Anyway, after a large struggle with Excel, I got the following results :

Click for a bigger version

It appears to me that the CPU is still _the_ major factor in all the benchmarks, at least at the low resolution end.

At the upper end, the V3 3K seems to have hit the wall at about the 1.25Mp screen res' mark, while the 3.5k seems to stop a little after that. 

The TNT2 (I think this is a 150Mhz clocked one) still appears to have some headroom, but it could just be that, because there is no sample point at around 1.25, we are getting misleading results. Still, it looks quite promising. 

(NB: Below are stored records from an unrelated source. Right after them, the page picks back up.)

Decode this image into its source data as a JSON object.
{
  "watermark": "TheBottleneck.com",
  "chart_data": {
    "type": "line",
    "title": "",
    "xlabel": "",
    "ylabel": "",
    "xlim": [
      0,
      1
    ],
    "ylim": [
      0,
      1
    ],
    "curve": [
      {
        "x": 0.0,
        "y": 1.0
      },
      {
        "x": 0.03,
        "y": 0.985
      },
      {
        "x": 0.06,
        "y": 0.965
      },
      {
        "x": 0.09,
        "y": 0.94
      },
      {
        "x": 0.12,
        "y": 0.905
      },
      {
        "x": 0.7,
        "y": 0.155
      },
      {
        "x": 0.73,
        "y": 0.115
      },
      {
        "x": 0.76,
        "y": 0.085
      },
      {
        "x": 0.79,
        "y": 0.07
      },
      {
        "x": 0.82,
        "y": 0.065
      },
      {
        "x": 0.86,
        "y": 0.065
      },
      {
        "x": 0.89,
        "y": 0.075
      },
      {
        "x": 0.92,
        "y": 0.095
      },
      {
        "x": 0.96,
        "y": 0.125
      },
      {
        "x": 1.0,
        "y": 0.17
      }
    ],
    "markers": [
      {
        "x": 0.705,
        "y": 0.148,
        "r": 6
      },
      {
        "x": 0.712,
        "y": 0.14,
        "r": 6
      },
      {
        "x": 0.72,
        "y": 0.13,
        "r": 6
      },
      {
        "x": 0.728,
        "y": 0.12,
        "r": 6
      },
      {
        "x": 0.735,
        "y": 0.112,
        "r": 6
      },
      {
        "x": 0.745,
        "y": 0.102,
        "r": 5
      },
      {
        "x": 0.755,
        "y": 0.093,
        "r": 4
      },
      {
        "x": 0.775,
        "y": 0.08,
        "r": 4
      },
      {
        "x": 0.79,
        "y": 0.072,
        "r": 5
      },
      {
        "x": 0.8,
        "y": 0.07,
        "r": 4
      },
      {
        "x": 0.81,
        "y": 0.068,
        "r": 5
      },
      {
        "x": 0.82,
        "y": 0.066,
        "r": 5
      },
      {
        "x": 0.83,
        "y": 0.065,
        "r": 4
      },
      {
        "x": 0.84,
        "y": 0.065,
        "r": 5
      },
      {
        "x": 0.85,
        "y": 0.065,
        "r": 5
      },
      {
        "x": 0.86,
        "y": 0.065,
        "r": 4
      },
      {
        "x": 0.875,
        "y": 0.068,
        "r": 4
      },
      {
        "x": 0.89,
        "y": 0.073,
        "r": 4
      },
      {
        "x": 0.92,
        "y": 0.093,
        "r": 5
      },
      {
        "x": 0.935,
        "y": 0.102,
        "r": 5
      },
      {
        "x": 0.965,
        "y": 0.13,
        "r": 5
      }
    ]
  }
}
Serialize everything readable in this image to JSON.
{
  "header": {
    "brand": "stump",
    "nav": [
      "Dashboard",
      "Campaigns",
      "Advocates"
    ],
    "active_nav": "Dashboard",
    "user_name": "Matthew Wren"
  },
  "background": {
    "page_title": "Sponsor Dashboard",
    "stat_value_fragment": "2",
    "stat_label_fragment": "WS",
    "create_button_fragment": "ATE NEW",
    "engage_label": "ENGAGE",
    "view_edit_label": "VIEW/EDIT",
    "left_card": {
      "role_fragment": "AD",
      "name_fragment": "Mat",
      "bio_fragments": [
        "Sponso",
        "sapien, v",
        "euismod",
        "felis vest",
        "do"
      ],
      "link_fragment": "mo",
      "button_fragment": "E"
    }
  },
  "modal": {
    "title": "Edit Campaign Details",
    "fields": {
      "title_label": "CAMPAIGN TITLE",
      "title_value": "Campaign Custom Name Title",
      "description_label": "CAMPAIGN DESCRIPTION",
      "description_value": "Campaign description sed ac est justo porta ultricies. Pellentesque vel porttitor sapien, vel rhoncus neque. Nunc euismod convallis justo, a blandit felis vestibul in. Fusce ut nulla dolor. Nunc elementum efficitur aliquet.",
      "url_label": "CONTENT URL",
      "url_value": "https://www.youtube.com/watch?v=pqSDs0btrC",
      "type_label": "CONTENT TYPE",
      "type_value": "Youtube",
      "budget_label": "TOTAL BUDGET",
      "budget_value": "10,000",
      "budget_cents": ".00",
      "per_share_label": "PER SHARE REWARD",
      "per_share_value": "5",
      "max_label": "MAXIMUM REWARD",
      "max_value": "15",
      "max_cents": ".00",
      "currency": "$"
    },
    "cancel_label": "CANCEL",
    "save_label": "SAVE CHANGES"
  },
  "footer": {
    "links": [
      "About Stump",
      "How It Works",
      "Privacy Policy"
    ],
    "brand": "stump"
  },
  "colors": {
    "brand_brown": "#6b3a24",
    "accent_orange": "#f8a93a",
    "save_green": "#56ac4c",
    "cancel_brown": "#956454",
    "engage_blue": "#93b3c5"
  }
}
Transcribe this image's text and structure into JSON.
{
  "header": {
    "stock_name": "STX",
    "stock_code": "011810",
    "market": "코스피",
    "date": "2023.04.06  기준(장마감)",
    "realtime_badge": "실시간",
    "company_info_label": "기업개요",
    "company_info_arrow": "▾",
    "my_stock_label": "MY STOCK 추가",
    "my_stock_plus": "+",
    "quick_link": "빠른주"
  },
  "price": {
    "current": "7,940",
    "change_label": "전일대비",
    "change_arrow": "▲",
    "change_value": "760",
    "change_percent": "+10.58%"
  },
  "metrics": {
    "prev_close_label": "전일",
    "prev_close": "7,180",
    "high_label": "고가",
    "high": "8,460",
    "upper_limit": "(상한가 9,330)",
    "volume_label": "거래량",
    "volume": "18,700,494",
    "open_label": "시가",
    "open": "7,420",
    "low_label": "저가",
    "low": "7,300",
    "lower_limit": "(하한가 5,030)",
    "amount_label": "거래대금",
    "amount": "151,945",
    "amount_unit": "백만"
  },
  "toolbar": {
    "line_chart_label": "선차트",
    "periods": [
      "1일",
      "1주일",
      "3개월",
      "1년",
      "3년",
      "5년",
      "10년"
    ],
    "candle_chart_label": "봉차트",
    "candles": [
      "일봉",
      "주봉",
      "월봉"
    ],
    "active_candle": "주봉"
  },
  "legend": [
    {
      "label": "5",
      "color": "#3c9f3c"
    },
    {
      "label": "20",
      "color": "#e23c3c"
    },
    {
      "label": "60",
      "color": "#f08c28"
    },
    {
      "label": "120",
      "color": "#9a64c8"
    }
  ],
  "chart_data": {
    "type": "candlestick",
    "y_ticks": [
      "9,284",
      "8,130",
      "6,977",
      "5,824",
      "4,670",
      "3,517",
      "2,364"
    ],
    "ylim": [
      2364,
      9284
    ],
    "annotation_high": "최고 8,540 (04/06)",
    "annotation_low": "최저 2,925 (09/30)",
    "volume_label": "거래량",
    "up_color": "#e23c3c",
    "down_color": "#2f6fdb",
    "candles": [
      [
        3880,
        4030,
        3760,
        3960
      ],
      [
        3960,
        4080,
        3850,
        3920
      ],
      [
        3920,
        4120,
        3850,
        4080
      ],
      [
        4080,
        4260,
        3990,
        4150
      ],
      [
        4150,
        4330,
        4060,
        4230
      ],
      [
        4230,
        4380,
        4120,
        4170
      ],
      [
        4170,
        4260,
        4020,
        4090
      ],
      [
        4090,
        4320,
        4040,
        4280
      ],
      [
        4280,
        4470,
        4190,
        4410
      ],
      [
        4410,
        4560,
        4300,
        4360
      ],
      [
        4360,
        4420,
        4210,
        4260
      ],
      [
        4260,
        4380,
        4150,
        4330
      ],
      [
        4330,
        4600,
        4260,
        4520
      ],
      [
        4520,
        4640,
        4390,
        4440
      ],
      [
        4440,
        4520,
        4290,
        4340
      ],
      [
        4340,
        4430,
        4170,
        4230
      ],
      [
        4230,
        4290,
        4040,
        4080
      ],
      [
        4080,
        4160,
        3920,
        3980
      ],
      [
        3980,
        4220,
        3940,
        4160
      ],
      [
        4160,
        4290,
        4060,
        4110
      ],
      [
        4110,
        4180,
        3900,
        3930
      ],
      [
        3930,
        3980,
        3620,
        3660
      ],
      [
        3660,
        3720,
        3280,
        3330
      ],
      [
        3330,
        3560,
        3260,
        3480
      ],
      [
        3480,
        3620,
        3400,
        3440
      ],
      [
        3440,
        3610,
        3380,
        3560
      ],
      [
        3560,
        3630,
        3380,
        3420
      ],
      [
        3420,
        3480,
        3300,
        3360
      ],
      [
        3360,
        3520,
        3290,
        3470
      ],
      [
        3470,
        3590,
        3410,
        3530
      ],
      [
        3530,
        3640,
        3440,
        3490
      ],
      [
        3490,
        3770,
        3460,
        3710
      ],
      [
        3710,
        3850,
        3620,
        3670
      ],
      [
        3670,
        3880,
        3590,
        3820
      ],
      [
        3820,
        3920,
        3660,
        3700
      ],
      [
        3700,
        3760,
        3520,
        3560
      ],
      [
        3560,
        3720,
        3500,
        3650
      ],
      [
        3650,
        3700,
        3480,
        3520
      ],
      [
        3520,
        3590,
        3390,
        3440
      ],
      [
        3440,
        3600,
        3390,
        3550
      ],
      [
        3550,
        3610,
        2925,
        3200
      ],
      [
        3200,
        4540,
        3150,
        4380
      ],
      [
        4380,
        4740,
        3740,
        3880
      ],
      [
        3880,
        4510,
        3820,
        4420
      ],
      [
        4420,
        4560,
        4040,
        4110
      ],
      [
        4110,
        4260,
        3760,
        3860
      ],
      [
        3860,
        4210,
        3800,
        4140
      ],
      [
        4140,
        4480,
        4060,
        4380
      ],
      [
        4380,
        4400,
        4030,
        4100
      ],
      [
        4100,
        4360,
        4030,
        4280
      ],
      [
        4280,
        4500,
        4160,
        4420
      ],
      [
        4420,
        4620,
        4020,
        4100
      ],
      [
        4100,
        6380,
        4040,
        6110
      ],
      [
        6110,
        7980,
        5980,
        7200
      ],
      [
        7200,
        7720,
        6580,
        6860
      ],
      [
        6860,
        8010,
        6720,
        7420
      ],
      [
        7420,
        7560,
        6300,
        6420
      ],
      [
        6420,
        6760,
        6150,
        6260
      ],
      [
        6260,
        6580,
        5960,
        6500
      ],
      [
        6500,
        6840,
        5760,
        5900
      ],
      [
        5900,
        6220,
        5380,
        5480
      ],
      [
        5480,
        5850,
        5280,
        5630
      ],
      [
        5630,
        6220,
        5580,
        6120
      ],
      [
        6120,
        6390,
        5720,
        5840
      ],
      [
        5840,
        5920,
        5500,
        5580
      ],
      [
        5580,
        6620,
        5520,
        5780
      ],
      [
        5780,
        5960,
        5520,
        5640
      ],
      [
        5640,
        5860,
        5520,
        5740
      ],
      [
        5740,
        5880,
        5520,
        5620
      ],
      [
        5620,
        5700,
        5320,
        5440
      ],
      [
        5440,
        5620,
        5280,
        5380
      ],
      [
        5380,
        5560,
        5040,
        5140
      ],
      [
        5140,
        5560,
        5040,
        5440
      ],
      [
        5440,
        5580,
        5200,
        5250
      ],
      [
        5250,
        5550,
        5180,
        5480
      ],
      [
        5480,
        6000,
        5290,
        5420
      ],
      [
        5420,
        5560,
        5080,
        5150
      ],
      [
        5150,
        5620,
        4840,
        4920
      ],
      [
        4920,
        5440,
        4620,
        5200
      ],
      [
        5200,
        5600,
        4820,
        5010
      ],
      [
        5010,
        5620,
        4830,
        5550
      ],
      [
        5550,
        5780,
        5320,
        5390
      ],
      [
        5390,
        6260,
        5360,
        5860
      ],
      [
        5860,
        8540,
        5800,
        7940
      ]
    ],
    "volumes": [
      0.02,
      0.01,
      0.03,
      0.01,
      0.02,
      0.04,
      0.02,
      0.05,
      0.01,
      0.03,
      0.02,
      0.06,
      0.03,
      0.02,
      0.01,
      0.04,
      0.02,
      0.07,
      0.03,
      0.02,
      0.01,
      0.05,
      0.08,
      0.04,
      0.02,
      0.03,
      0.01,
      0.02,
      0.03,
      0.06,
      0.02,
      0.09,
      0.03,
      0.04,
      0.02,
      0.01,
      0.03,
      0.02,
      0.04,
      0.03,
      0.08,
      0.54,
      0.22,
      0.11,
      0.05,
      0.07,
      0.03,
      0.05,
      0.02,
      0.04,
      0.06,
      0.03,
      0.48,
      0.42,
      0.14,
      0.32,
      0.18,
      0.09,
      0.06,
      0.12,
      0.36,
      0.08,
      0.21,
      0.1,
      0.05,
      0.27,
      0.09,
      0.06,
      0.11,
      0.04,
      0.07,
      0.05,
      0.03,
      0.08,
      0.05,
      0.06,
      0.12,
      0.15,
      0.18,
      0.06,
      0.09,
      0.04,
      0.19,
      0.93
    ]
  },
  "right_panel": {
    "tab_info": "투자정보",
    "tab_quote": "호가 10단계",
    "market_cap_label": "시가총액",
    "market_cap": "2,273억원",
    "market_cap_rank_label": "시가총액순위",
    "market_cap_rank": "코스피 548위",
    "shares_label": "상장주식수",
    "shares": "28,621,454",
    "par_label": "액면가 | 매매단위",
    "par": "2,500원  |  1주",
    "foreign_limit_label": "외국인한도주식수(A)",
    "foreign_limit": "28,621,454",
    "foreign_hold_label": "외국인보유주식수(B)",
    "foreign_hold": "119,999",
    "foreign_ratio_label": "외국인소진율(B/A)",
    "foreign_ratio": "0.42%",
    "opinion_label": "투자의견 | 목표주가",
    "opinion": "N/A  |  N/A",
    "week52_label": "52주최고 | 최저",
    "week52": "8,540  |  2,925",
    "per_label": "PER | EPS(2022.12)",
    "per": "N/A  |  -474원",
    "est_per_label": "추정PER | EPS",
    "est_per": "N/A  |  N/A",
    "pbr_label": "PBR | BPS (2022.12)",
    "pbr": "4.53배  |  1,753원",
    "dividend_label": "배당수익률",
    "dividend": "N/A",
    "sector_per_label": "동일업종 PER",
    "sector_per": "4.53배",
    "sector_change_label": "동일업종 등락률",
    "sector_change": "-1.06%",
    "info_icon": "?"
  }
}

I would guess that the Neon will bottle out at about around (sub) 60, assuming that the quake polys are all dual textured (and the clock rate is 125Mhz). (I could have done with some higher res benchmark figures here, but the curve does seem relatively well behaved). I would hazard a guess that there may just be some opaque overdraw going on in these games. 

What does confuse me, however, is the funny wavers in the the TNT2 and V3 curves between .75 and 1 Mpixels. The only thing I could think of was it was some sort of VSync issue, but surely these are turned off for benchmarking? 

Anyway, it seems that the CPU manufactures are lagging behind their graphics chip counterparts. 

Any comments? 

Simon Fenney

Looking at these graphics it seems like VideoLogic's Neon 250 has pretty good CPU dependency, this means that it should run pretty good even on lower end CPUs. Feel free to leave comments in our brand new forum that can be found here... or drop us an email.

For those that haven't seen the Neon 250 results :

Benchmark (Res) Score Achieved TNT2 Score Voodoo3 3000 Score
Q2 Massive1 (640) 87.9fps N/A N/A
Q2 Massive1 (800) 81.3fps N/A N/A
Q2 Massive1 (1024) 62.5fps N/A N/A
Q2 Massive1 (1280) 42.5fps N/A N/A
Q2 Crusher (640) 58.6fps 52.6fps 52.1fps
Q2 Crusher (800) 57.3fps> 50.4fps 51.9fps
Q2 Crusher (1024) 52fps 43.1fps 43.4fps
Q2 Crusher (1280) 40fps 41.4@1152 33fps
3DMark 99 Max 4209 3500 3268
Quake 2 scores from Tom's Hardware, 3D Mark Max scores from 3DMark
Neon 250 and TNT2 scores for 24/32 bits color, 16 bit for V3.